Ragweed is a very common weed in North America. Although there are different varieties of ragweed, the two that affect us the most are common ragweed and giant ragweed. The plants have serrated leaves – similar to carrot leaves – and may grow over four meters in height. In late July and early August, the plant’s yellow-green flowers produce the pollen that’s responsible for hay fever reactions. In fact, during this period, people suffering from allergies will begin to experience symptoms such as sneezing, itchy nose, itchy throat, itchy eyes and ears, runny nose, nasal congestion, watery, red eyes, swollen eyelids and even allergic cough for some. Ragweed pollen is a lightweight and microscopic powder that moves through the air and is very difficult to avoid.

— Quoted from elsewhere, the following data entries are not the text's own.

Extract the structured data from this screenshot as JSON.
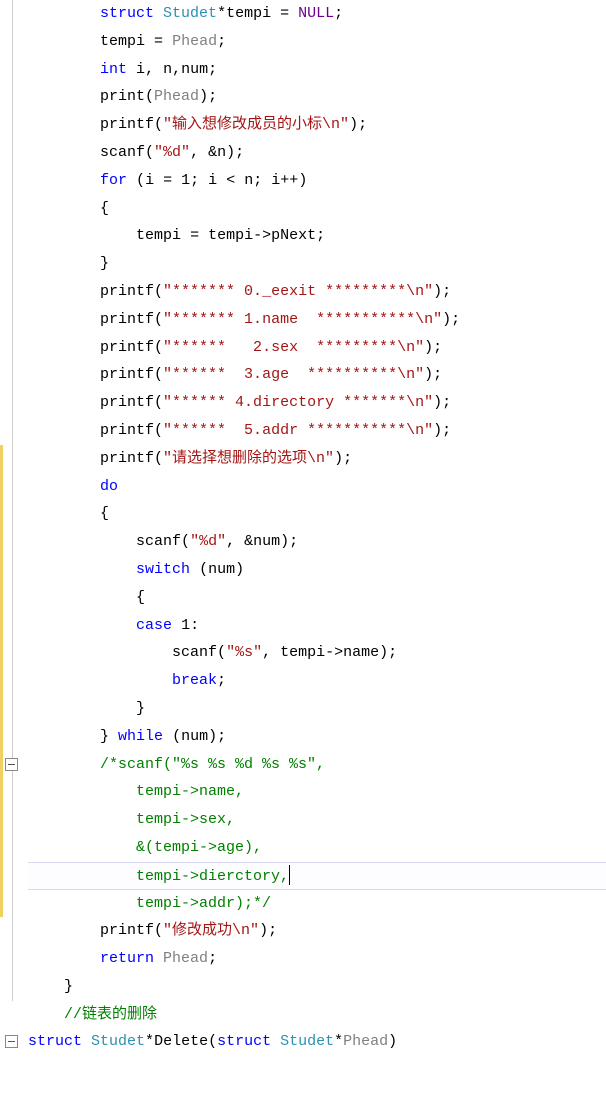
{
  "code": {
    "lines": [
      {
        "indent": 2,
        "tokens": [
          [
            "kw",
            "struct"
          ],
          [
            "",
            " "
          ],
          [
            "type",
            "Studet"
          ],
          [
            "punct",
            "*"
          ],
          [
            "ident",
            "tempi"
          ],
          [
            "",
            " "
          ],
          [
            "punct",
            "="
          ],
          [
            "",
            " "
          ],
          [
            "macro",
            "NULL"
          ],
          [
            "punct",
            ";"
          ]
        ]
      },
      {
        "indent": 2,
        "tokens": [
          [
            "ident",
            "tempi"
          ],
          [
            "",
            " "
          ],
          [
            "punct",
            "="
          ],
          [
            "",
            " "
          ],
          [
            "pre",
            "Phead"
          ],
          [
            "punct",
            ";"
          ]
        ]
      },
      {
        "indent": 2,
        "tokens": [
          [
            "kw",
            "int"
          ],
          [
            "",
            " "
          ],
          [
            "ident",
            "i"
          ],
          [
            "punct",
            ","
          ],
          [
            "",
            " "
          ],
          [
            "ident",
            "n"
          ],
          [
            "punct",
            ","
          ],
          [
            "ident",
            "num"
          ],
          [
            "punct",
            ";"
          ]
        ]
      },
      {
        "indent": 2,
        "tokens": [
          [
            "ident",
            "print"
          ],
          [
            "punct",
            "("
          ],
          [
            "pre",
            "Phead"
          ],
          [
            "punct",
            ")"
          ],
          [
            "punct",
            ";"
          ]
        ]
      },
      {
        "indent": 2,
        "tokens": [
          [
            "ident",
            "printf"
          ],
          [
            "punct",
            "("
          ],
          [
            "str",
            "\"输入想修改成员的小标\\n\""
          ],
          [
            "punct",
            ")"
          ],
          [
            "punct",
            ";"
          ]
        ]
      },
      {
        "indent": 2,
        "tokens": [
          [
            "ident",
            "scanf"
          ],
          [
            "punct",
            "("
          ],
          [
            "str",
            "\"%d\""
          ],
          [
            "punct",
            ","
          ],
          [
            "",
            " "
          ],
          [
            "punct",
            "&"
          ],
          [
            "ident",
            "n"
          ],
          [
            "punct",
            ")"
          ],
          [
            "punct",
            ";"
          ]
        ]
      },
      {
        "indent": 2,
        "tokens": [
          [
            "kw",
            "for"
          ],
          [
            "",
            " "
          ],
          [
            "punct",
            "("
          ],
          [
            "ident",
            "i"
          ],
          [
            "",
            " "
          ],
          [
            "punct",
            "="
          ],
          [
            "",
            " "
          ],
          [
            "num",
            "1"
          ],
          [
            "punct",
            ";"
          ],
          [
            "",
            " "
          ],
          [
            "ident",
            "i"
          ],
          [
            "",
            " "
          ],
          [
            "punct",
            "<"
          ],
          [
            "",
            " "
          ],
          [
            "ident",
            "n"
          ],
          [
            "punct",
            ";"
          ],
          [
            "",
            " "
          ],
          [
            "ident",
            "i"
          ],
          [
            "punct",
            "++"
          ],
          [
            "punct",
            ")"
          ]
        ]
      },
      {
        "indent": 2,
        "tokens": [
          [
            "punct",
            "{"
          ]
        ]
      },
      {
        "indent": 3,
        "tokens": [
          [
            "ident",
            "tempi"
          ],
          [
            "",
            " "
          ],
          [
            "punct",
            "="
          ],
          [
            "",
            " "
          ],
          [
            "ident",
            "tempi"
          ],
          [
            "punct",
            "->"
          ],
          [
            "ident",
            "pNext"
          ],
          [
            "punct",
            ";"
          ]
        ]
      },
      {
        "indent": 2,
        "tokens": [
          [
            "punct",
            "}"
          ]
        ]
      },
      {
        "indent": 2,
        "tokens": [
          [
            "ident",
            "printf"
          ],
          [
            "punct",
            "("
          ],
          [
            "str",
            "\"******* 0._eexit *********\\n\""
          ],
          [
            "punct",
            ")"
          ],
          [
            "punct",
            ";"
          ]
        ]
      },
      {
        "indent": 2,
        "tokens": [
          [
            "ident",
            "printf"
          ],
          [
            "punct",
            "("
          ],
          [
            "str",
            "\"******* 1.name  ***********\\n\""
          ],
          [
            "punct",
            ")"
          ],
          [
            "punct",
            ";"
          ]
        ]
      },
      {
        "indent": 2,
        "tokens": [
          [
            "ident",
            "printf"
          ],
          [
            "punct",
            "("
          ],
          [
            "str",
            "\"******   2.sex  *********\\n\""
          ],
          [
            "punct",
            ")"
          ],
          [
            "punct",
            ";"
          ]
        ]
      },
      {
        "indent": 2,
        "tokens": [
          [
            "ident",
            "printf"
          ],
          [
            "punct",
            "("
          ],
          [
            "str",
            "\"******  3.age  **********\\n\""
          ],
          [
            "punct",
            ")"
          ],
          [
            "punct",
            ";"
          ]
        ]
      },
      {
        "indent": 2,
        "tokens": [
          [
            "ident",
            "printf"
          ],
          [
            "punct",
            "("
          ],
          [
            "str",
            "\"****** 4.directory *******\\n\""
          ],
          [
            "punct",
            ")"
          ],
          [
            "punct",
            ";"
          ]
        ]
      },
      {
        "indent": 2,
        "tokens": [
          [
            "ident",
            "printf"
          ],
          [
            "punct",
            "("
          ],
          [
            "str",
            "\"******  5.addr ***********\\n\""
          ],
          [
            "punct",
            ")"
          ],
          [
            "punct",
            ";"
          ]
        ]
      },
      {
        "indent": 2,
        "tokens": [
          [
            "ident",
            "printf"
          ],
          [
            "punct",
            "("
          ],
          [
            "str",
            "\"请选择想删除的选项\\n\""
          ],
          [
            "punct",
            ")"
          ],
          [
            "punct",
            ";"
          ]
        ]
      },
      {
        "indent": 2,
        "tokens": [
          [
            "kw",
            "do"
          ]
        ]
      },
      {
        "indent": 2,
        "tokens": [
          [
            "punct",
            "{"
          ]
        ]
      },
      {
        "indent": 3,
        "tokens": [
          [
            "ident",
            "scanf"
          ],
          [
            "punct",
            "("
          ],
          [
            "str",
            "\"%d\""
          ],
          [
            "punct",
            ","
          ],
          [
            "",
            " "
          ],
          [
            "punct",
            "&"
          ],
          [
            "ident",
            "num"
          ],
          [
            "punct",
            ")"
          ],
          [
            "punct",
            ";"
          ]
        ]
      },
      {
        "indent": 3,
        "tokens": [
          [
            "kw",
            "switch"
          ],
          [
            "",
            " "
          ],
          [
            "punct",
            "("
          ],
          [
            "ident",
            "num"
          ],
          [
            "punct",
            ")"
          ]
        ]
      },
      {
        "indent": 3,
        "tokens": [
          [
            "punct",
            "{"
          ]
        ]
      },
      {
        "indent": 3,
        "tokens": [
          [
            "kw",
            "case"
          ],
          [
            "",
            " "
          ],
          [
            "num",
            "1"
          ],
          [
            "punct",
            ":"
          ]
        ]
      },
      {
        "indent": 4,
        "tokens": [
          [
            "ident",
            "scanf"
          ],
          [
            "punct",
            "("
          ],
          [
            "str",
            "\"%s\""
          ],
          [
            "punct",
            ","
          ],
          [
            "",
            " "
          ],
          [
            "ident",
            "tempi"
          ],
          [
            "punct",
            "->"
          ],
          [
            "ident",
            "name"
          ],
          [
            "punct",
            ")"
          ],
          [
            "punct",
            ";"
          ]
        ]
      },
      {
        "indent": 4,
        "tokens": [
          [
            "kw",
            "break"
          ],
          [
            "punct",
            ";"
          ]
        ]
      },
      {
        "indent": 3,
        "tokens": [
          [
            "punct",
            "}"
          ]
        ]
      },
      {
        "indent": 2,
        "tokens": [
          [
            "punct",
            "}"
          ],
          [
            "",
            " "
          ],
          [
            "kw",
            "while"
          ],
          [
            "",
            " "
          ],
          [
            "punct",
            "("
          ],
          [
            "ident",
            "num"
          ],
          [
            "punct",
            ")"
          ],
          [
            "punct",
            ";"
          ]
        ]
      },
      {
        "indent": 2,
        "tokens": [
          [
            "cmt",
            "/*scanf(\"%s %s %d %s %s\","
          ]
        ]
      },
      {
        "indent": 3,
        "tokens": [
          [
            "cmt",
            "tempi->name,"
          ]
        ]
      },
      {
        "indent": 3,
        "tokens": [
          [
            "cmt",
            "tempi->sex,"
          ]
        ]
      },
      {
        "indent": 3,
        "tokens": [
          [
            "cmt",
            "&(tempi->age),"
          ]
        ]
      },
      {
        "indent": 3,
        "cursor": true,
        "tokens": [
          [
            "cmt",
            "tempi->dierctory,"
          ]
        ]
      },
      {
        "indent": 3,
        "tokens": [
          [
            "cmt",
            "tempi->addr);*/"
          ]
        ]
      },
      {
        "indent": 2,
        "tokens": [
          [
            "ident",
            "printf"
          ],
          [
            "punct",
            "("
          ],
          [
            "str",
            "\"修改成功\\n\""
          ],
          [
            "punct",
            ")"
          ],
          [
            "punct",
            ";"
          ]
        ]
      },
      {
        "indent": 2,
        "tokens": [
          [
            "kw",
            "return"
          ],
          [
            "",
            " "
          ],
          [
            "pre",
            "Phead"
          ],
          [
            "punct",
            ";"
          ]
        ]
      },
      {
        "indent": 1,
        "tokens": [
          [
            "punct",
            "}"
          ]
        ]
      },
      {
        "indent": 1,
        "tokens": [
          [
            "cmt",
            "//链表的删除"
          ]
        ]
      },
      {
        "indent": 0,
        "tokens": [
          [
            "kw",
            "struct"
          ],
          [
            "",
            " "
          ],
          [
            "type",
            "Studet"
          ],
          [
            "punct",
            "*"
          ],
          [
            "ident",
            "Delete"
          ],
          [
            "punct",
            "("
          ],
          [
            "kw",
            "struct"
          ],
          [
            "",
            " "
          ],
          [
            "type",
            "Studet"
          ],
          [
            "punct",
            "*"
          ],
          [
            "pre",
            "Phead"
          ],
          [
            "punct",
            ")"
          ]
        ]
      }
    ]
  },
  "gutter": {
    "foldBoxes": [
      27,
      37
    ],
    "changeBars": [
      {
        "start": 16,
        "end": 32
      }
    ],
    "bracketLine": {
      "start": 0,
      "end": 35
    }
  }
}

Don’t confuse ragweed with poison ivy, which contains a virulent sap that causes a skin reaction similar to an eczema rash. Poison ivy also comes in different varieties, but the plants are never higher than one meter tall and the edges of the leaves are smooth.
The views expressed are solely those of the author based on his/her knowledge and expertise and do not necessarily represent the views of the manufacturer. If you think you are experiencing allergy symptoms, please consult your healthcare professional for a definitive diagnosis.